Although it has been influenced by other religions, Easter is mostly a Christian holiday. The events that it celebrates are described in the Bible. After Christ was arrested, he was quickly sentenced to death. He was crucified on Friday afternoon. He died, and his body was placed in a tomb for three days. On Sunday, some of Christ's friends went to visit the grave, but they found that his body was gone. Christ had been resurrected. This happened during the spring which is a time when the earth comes back to life after a long, cold winter. People celebrate all kinds of new life with Easter. Eggs are seen as a symbol of this new life. That is the reason eggs are a very important part of Easter celebrations.
Many people also celebrate Easter by telling stories about the Easter
bunny. At one time, these animals were also a symbol of new life. Small
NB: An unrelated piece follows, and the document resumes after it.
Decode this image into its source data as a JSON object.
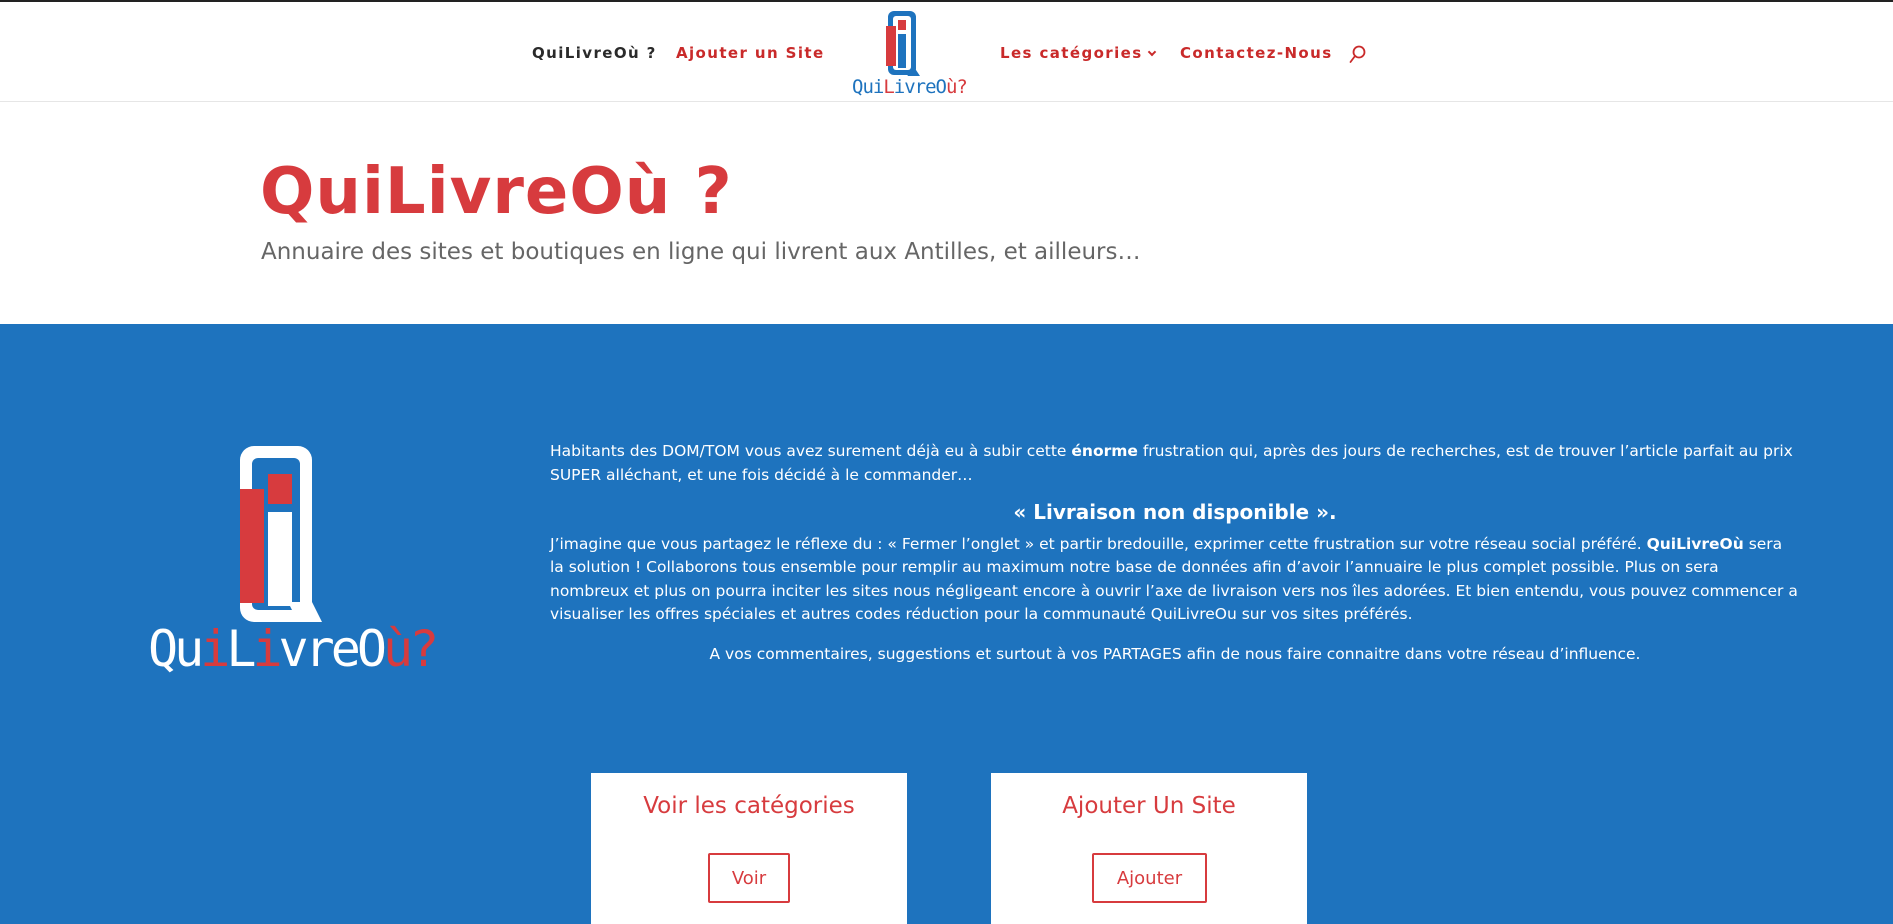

children are told that during the night the Easter bunny will visit their
homes and bring treats.
Vernal equinox (noun): a time during the spring when the sun is over the middle part of the earth. Day and night are the same length everywhere in the world.
Crucified (verb): hung on a cross with arms and feet tied or nailed to the wood
Tomb (noun): a place to put someone who has died usually a room in a cave or a building
Grave (noun): a place to put a dead body
Resurrected (verb): to come back to life after being dead
Treats (noun): a small gift that makes someone happy; usually it has candy in it
Bonnet (noun): a fancy hat; an old word that isn't used much anymore
Easter egg hunts (noun): games where people search for hidden eggs and
There are several other days close to Easter that some people feel are very important. These days are also religious days, and they are most important to Catholics. Not all Americans choose to remember these days.
During the season of Easter our family has quite a few traditions which have been handed down from generation to generation. The mourning of Easter, my mother will fix us a nice breakfast with hot cakes and English muffins. We will then proceed into the living room where we have our Easter basket normally filled with some candy and a card from our parents expressing their love for us. We do not believe in the Easter bunny, but we do believe in this time meaning a renewal period and a new start in our individual lives. Normally my father will pull out his old English, mid-1800 Bible and read to us about the suffering and resurrection of Jesus Christ. This is done with all of our family and relatives and is a new meaning and start of hope for us during the new year. (Matt, age 22, Utah)
My family has a tradition on Easter that we have done every easter for as long as I can remember. On Easter afternoon, all our neighbor kids and friends come over, and while the kids are in the house watching a movie, the adults go outside and hide literally hundreds of eggs, hard-boiled and plastic. All the plastic eggs have a little change in them like pennies, nickels, and dimes. A few have quarters. But there is one egg called the golden egg because it is a huge golden plastic egg that has anywhere from $5 to $100 in it. And, of course, it is the hardest to find, but that's the one everyone looks for. I love Easter because it always brings my family and friends together, and of course, it's always nice to be $100 richer. (Jeanna, age 18, California)
My wife and I are different in many ways. Yet in one way, there is no mistaking our resemblance. We both love to eat. Yes, we focus our holidays around some form or another of eating. Since we are newlyweds, we have not been through a complete list of traditions yet, but our first tradition, Easter, was a doozie. My wife woke up in the morning and spread a million chocolates all over the kitchen then came back to bed. I woke up, ate all the chocolates, and then made ten of the biggest Belgian waffles I ever did see along with freshly cut strawberries, homemade whipped cream, and powdered sugar on top. we thrust ourselves knee deep in a tradition that will last as long as there is a waffle maker in the bottom of the cupboard. (Jason, age 25, Montana)
St. Matthew Chapters 27-28 of the King James Version of the Bible
Back to Holiday Main
Last modified on April 27, 1999.